Records for this exercise Start Marker
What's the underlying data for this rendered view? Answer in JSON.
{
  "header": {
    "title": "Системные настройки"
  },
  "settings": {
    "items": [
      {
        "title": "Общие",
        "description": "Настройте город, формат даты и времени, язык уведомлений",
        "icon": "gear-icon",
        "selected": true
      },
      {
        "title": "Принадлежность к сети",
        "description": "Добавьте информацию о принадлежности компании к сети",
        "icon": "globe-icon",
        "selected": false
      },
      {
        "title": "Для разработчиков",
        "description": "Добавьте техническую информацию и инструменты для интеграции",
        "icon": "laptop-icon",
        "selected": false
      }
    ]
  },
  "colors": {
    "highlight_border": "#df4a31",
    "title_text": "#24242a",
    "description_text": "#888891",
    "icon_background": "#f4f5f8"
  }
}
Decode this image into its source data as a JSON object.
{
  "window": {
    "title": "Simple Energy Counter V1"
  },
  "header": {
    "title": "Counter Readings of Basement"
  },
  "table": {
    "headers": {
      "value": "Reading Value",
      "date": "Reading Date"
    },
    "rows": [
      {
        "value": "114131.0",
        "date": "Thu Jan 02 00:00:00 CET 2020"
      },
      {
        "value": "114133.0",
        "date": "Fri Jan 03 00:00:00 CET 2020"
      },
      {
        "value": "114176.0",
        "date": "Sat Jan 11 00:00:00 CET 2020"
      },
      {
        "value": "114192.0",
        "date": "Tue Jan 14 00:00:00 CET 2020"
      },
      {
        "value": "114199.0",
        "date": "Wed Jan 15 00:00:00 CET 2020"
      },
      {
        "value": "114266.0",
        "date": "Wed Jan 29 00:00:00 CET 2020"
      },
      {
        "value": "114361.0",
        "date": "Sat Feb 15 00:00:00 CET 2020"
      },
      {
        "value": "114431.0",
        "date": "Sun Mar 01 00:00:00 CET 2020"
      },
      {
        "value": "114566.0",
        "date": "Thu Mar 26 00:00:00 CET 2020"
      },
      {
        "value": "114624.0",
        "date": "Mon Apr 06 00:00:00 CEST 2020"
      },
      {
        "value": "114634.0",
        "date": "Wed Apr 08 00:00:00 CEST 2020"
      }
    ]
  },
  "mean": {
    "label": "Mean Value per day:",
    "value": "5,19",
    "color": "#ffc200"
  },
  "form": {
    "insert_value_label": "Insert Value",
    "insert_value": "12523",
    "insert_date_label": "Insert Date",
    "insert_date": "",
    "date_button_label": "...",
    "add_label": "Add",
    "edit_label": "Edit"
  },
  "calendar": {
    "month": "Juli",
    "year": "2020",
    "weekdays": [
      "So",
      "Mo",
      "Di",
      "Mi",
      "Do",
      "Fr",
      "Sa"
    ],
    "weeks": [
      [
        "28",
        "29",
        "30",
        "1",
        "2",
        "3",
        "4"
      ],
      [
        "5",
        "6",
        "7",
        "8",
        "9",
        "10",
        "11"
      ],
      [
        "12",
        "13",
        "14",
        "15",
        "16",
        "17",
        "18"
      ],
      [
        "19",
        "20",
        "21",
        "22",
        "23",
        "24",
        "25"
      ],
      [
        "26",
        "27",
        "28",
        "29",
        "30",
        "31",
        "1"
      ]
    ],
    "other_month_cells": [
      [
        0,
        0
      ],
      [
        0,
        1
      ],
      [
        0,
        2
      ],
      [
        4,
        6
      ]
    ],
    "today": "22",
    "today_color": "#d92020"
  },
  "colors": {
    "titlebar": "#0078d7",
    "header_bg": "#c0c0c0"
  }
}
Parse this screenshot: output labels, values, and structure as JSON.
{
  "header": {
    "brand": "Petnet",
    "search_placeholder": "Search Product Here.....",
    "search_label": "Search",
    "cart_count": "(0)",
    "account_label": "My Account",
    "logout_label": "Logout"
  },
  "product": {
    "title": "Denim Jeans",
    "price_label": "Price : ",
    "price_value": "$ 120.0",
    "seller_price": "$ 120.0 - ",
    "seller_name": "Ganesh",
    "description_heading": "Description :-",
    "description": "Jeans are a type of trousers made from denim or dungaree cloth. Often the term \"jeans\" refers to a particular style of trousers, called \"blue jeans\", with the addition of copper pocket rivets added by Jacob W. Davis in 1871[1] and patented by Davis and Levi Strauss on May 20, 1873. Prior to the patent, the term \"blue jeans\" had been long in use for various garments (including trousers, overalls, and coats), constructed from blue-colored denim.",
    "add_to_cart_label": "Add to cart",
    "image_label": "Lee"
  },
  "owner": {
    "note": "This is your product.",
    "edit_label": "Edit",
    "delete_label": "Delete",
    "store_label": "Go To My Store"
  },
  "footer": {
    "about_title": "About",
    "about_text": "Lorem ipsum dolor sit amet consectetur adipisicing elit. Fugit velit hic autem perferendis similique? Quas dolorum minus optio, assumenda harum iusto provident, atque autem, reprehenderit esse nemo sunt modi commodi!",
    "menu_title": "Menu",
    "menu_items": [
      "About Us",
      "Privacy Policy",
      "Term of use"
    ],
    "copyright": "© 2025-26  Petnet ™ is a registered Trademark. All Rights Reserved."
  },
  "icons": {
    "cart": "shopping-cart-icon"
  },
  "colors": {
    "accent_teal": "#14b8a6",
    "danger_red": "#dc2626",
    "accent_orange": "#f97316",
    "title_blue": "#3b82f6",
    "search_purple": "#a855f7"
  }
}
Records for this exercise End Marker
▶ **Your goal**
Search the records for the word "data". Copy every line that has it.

▶ **Solution to the exercise**
What's the underlying data for this rendered view? Answer in JSON.
Decode this image into its source data as a JSON object.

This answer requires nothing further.